Imagine that you run a laboratory for environmental analysis. You get a call from a church office and you are asked to analyze some samples of water from Africa as fast as possible and of course free of charges .
For us - Wolfgang and Margit Döring, the founders of OASA - this was the first contact with Kenya and the KAB, the Catholic workers' movement in Neu-Ulm. The water samples were delivered and we were shocked: In addition to faecal pollution, salmonella and heavy metals, the water contained everything, which makes people sick.
In 1985 Father Michael Schrode from Vöhringen, our neighbourhood town, went to Kenya to establish a new catholic parish there. The KAB supported him with a basket project that gave work for some people. The baskets were shipped and delivered to Germany and sold by church groups.
In order to get to know the water situation and the basket project, we flew to Kenya in 1995 with two children aged 10 and 13 years.
Since then, we have been involved in projects in Munyu.
We met many curious people, we saw a lot of poverty in many families, hard-working women in dry fields, bringing in their seeds with great effort. We encountered an incredible hospitality and we met small Christian communities, where people support each other.
We saw giraffes and zebras in the dry half savannah around Munyu. There were hardly any trees at all and only a few shrubs and sisal agavas.
But the people were very happy that somebody from far away Germany was interested in them and in the problems of the remote Munyu area.
We stayed in the Father`s house.
There was no electricity, no fridge or any other luxury. Contaminated brown river water came running out of the tap.
The children in the village fetched the water from water kiosks far away from their homes in jerry cans.
Father Schrode went back to Germany and Kenian fathers took over the work in the community. Our friend and founding member Gitte Kortus visited Munyu several times.
More baskets were produced, but despite support from the KAB the deliveries did not arrive in Germany. The fathers constantly changed and the basket project failed.
Gitte Kortus came back from one of her visits. We were impressed by her pictures. She reported about the needs and distress and the lack of prospects for the people in Munyu. To be able to help at least a little bit we decided to start an association.
We quickly found nine founding members. We drafted our statutes and in November 2001 we founded the association Verein Hilfe zur Selbsthilfe Munyu e.V..
Our goal: Giving assistance for self-help projects in the small village of Munyu in Kenya. We also stated this in our name.

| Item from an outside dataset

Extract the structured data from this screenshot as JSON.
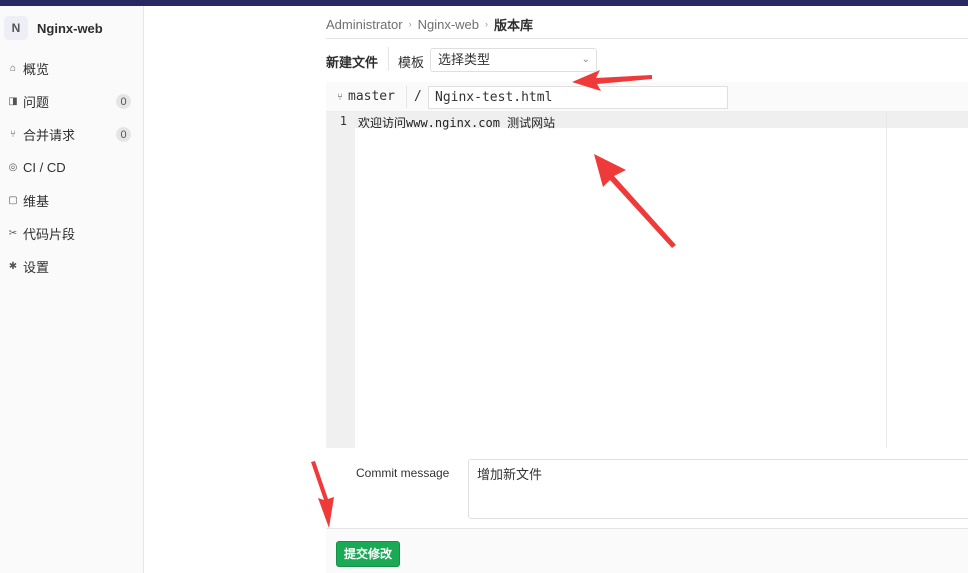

In Kenya nobody can pronounce our complicated name, so we found a corresponding translation in English: OASA, which means Organization for the Assistance in Self-help Activities.
Getting donations was not so easy. Our friend Gitte Kortus had a great power of conviction.
She worked tirelessly in many groups to get donations.
In Kenya we had long discussions about the most important problems people face every day. We also discussed possible solutions.
The main topics were: income generating, the supply of electricity and water and quality education.
All of them projects to improve basic needs and erase poverty.
Together with the women of the small christian communitiy St. Mary in Gatuanyaga and the Ministry of Agriculture in Thika, we started our first poverty erasing project in 2004: the Gatuanyaga irrigation project.
In an area of 48 plots, 48 ponds (dams) were blown up and excavated and 6½ km ditches were dug. Despite the heavy work, the women dug the ditches and did all the unskilled labour.
During the rainy season the water flows into the ponds and can be used for drinking, irrigation and horticulture.
The women drainage and irrigation project was completed in 2010. The area in Gatuanyaga is quite green now.
Many families have planted trees. In their shadow they can grow corn, beans and other vegetables.
With their own water supply they can also keep goats and chicken for their personal use.
The spare vegetables are sold directly on the street at self-made stands.
This is often the only source of income for the families.
There are many followers: A lot of people dig out ditches and trenches.
"Fundis" blow up rocks and cut stones into building blocks for the construction of houses. They can be sold for a good price.
The area changes from half savannah into a habitable area. People can grow their own food and have enough to eat.
Many discussions and other self-help projects follow.
Because no one in Kenya can pronounce our name "Verein Hilfe zur Selbsthilfe Munyu/Kenia", we have found a corresponding translation:
OASA, Organization for the Assistance in Self-help Activities